▸ Problem description:
Restate all the data exactly, so that each line is the same as before.
*** Opening Supplied material ***
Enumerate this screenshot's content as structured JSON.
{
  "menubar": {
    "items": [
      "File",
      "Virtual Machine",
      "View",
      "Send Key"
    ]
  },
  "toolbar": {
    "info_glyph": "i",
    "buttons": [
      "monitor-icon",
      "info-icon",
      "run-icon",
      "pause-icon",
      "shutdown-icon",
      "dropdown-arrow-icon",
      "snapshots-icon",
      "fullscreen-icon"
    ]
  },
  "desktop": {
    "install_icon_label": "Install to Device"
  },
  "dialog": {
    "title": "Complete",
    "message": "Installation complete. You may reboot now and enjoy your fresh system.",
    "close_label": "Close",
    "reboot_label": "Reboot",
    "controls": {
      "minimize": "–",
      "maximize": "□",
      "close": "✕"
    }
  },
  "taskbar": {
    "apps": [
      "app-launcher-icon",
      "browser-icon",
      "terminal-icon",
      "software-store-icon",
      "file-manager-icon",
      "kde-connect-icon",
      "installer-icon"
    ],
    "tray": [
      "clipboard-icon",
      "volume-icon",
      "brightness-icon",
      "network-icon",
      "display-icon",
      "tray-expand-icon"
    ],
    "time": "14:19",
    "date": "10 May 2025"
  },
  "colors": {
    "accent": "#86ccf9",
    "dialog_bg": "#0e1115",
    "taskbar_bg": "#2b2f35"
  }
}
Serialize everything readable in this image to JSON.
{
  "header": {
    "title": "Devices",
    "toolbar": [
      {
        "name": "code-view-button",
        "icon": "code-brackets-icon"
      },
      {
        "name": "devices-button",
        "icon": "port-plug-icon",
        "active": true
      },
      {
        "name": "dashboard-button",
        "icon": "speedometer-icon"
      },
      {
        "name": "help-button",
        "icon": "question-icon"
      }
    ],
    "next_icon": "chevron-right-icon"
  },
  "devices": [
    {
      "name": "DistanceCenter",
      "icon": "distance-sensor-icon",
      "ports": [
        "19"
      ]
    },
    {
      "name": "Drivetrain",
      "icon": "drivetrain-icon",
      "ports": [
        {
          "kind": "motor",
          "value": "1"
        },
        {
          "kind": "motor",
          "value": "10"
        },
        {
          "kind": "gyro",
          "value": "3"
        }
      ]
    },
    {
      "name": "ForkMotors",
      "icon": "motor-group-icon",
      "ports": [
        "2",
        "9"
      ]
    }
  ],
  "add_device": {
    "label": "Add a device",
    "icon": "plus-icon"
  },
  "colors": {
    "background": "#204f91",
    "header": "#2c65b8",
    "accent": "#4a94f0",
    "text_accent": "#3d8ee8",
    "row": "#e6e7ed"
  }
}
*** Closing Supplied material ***
▸ Answer to this problem:
Enumerate this screenshot's content as structured JSON.
{
  "menubar": {
    "items": [
      "File",
      "Virtual Machine",
      "View",
      "Send Key"
    ]
  },
  "toolbar": {
    "info_glyph": "i",
    "buttons": [
      "monitor-icon",
      "info-icon",
      "run-icon",
      "pause-icon",
      "shutdown-icon",
      "dropdown-arrow-icon",
      "snapshots-icon",
      "fullscreen-icon"
    ]
  },
  "desktop": {
    "install_icon_label": "Install to Device"
  },
  "dialog": {
    "title": "Complete",
    "message": "Installation complete. You may reboot now and enjoy your fresh system.",
    "close_label": "Close",
    "reboot_label": "Reboot",
    "controls": {
      "minimize": "–",
      "maximize": "□",
      "close": "✕"
    }
  },
  "taskbar": {
    "apps": [
      "app-launcher-icon",
      "browser-icon",
      "terminal-icon",
      "software-store-icon",
      "file-manager-icon",
      "kde-connect-icon",
      "installer-icon"
    ],
    "tray": [
      "clipboard-icon",
      "volume-icon",
      "brightness-icon",
      "network-icon",
      "display-icon",
      "tray-expand-icon"
    ],
    "time": "14:19",
    "date": "10 May 2025"
  },
  "colors": {
    "accent": "#86ccf9",
    "dialog_bg": "#0e1115",
    "taskbar_bg": "#2b2f35"
  }
}
Serialize everything readable in this image to JSON.
{
  "header": {
    "title": "Devices",
    "toolbar": [
      {
        "name": "code-view-button",
        "icon": "code-brackets-icon"
      },
      {
        "name": "devices-button",
        "icon": "port-plug-icon",
        "active": true
      },
      {
        "name": "dashboard-button",
        "icon": "speedometer-icon"
      },
      {
        "name": "help-button",
        "icon": "question-icon"
      }
    ],
    "next_icon": "chevron-right-icon"
  },
  "devices": [
    {
      "name": "DistanceCenter",
      "icon": "distance-sensor-icon",
      "ports": [
        "19"
      ]
    },
    {
      "name": "Drivetrain",
      "icon": "drivetrain-icon",
      "ports": [
        {
          "kind": "motor",
          "value": "1"
        },
        {
          "kind": "motor",
          "value": "10"
        },
        {
          "kind": "gyro",
          "value": "3"
        }
      ]
    },
    {
      "name": "ForkMotors",
      "icon": "motor-group-icon",
      "ports": [
        "2",
        "9"
      ]
    }
  ],
  "add_device": {
    "label": "Add a device",
    "icon": "plus-icon"
  },
  "colors": {
    "background": "#204f91",
    "header": "#2c65b8",
    "accent": "#4a94f0",
    "text_accent": "#3d8ee8",
    "row": "#e6e7ed"
  }
}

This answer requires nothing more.